**Prompt**: Down to the last line, repeat the data below exactly.

**Material for the task**:
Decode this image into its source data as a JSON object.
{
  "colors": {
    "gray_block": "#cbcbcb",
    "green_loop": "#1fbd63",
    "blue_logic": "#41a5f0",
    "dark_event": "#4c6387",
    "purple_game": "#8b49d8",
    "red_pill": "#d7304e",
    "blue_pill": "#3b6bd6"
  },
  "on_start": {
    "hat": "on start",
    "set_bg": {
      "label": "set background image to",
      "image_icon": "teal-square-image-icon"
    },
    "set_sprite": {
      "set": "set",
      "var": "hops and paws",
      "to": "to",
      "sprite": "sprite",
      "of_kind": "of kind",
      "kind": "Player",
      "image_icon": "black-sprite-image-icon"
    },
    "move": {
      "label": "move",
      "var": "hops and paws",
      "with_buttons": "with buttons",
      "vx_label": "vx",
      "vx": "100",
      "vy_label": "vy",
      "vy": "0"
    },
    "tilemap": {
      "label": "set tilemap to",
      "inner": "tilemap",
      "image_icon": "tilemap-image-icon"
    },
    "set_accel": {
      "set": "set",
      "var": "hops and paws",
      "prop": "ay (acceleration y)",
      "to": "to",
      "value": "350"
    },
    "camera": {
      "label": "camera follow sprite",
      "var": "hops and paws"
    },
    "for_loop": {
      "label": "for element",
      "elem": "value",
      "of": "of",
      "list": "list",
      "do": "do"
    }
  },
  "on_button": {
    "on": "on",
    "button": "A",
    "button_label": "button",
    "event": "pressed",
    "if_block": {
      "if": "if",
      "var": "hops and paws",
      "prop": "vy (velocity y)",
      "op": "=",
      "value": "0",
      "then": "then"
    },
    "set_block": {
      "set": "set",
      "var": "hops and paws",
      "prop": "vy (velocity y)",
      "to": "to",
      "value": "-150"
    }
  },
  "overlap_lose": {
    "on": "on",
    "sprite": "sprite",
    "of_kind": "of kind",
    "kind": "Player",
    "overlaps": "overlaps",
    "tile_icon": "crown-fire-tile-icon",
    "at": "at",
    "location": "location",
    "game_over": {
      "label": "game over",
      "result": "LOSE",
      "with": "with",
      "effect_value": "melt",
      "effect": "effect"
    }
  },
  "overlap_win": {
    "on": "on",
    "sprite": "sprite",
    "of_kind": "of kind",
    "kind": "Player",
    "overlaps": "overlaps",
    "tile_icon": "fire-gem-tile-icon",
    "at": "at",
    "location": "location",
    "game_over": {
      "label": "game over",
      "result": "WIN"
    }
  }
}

**Written reply**:
Decode this image into its source data as a JSON object.
{
  "colors": {
    "gray_block": "#cbcbcb",
    "green_loop": "#1fbd63",
    "blue_logic": "#41a5f0",
    "dark_event": "#4c6387",
    "purple_game": "#8b49d8",
    "red_pill": "#d7304e",
    "blue_pill": "#3b6bd6"
  },
  "on_start": {
    "hat": "on start",
    "set_bg": {
      "label": "set background image to",
      "image_icon": "teal-square-image-icon"
    },
    "set_sprite": {
      "set": "set",
      "var": "hops and paws",
      "to": "to",
      "sprite": "sprite",
      "of_kind": "of kind",
      "kind": "Player",
      "image_icon": "black-sprite-image-icon"
    },
    "move": {
      "label": "move",
      "var": "hops and paws",
      "with_buttons": "with buttons",
      "vx_label": "vx",
      "vx": "100",
      "vy_label": "vy",
      "vy": "0"
    },
    "tilemap": {
      "label": "set tilemap to",
      "inner": "tilemap",
      "image_icon": "tilemap-image-icon"
    },
    "set_accel": {
      "set": "set",
      "var": "hops and paws",
      "prop": "ay (acceleration y)",
      "to": "to",
      "value": "350"
    },
    "camera": {
      "label": "camera follow sprite",
      "var": "hops and paws"
    },
    "for_loop": {
      "label": "for element",
      "elem": "value",
      "of": "of",
      "list": "list",
      "do": "do"
    }
  },
  "on_button": {
    "on": "on",
    "button": "A",
    "button_label": "button",
    "event": "pressed",
    "if_block": {
      "if": "if",
      "var": "hops and paws",
      "prop": "vy (velocity y)",
      "op": "=",
      "value": "0",
      "then": "then"
    },
    "set_block": {
      "set": "set",
      "var": "hops and paws",
      "prop": "vy (velocity y)",
      "to": "to",
      "value": "-150"
    }
  },
  "overlap_lose": {
    "on": "on",
    "sprite": "sprite",
    "of_kind": "of kind",
    "kind": "Player",
    "overlaps": "overlaps",
    "tile_icon": "crown-fire-tile-icon",
    "at": "at",
    "location": "location",
    "game_over": {
      "label": "game over",
      "result": "LOSE",
      "with": "with",
      "effect_value": "melt",
      "effect": "effect"
    }
  },
  "overlap_win": {
    "on": "on",
    "sprite": "sprite",
    "of_kind": "of kind",
    "kind": "Player",
    "overlaps": "overlaps",
    "tile_icon": "fire-gem-tile-icon",
    "at": "at",
    "location": "location",
    "game_over": {
      "label": "game over",
      "result": "WIN"
    }
  }
}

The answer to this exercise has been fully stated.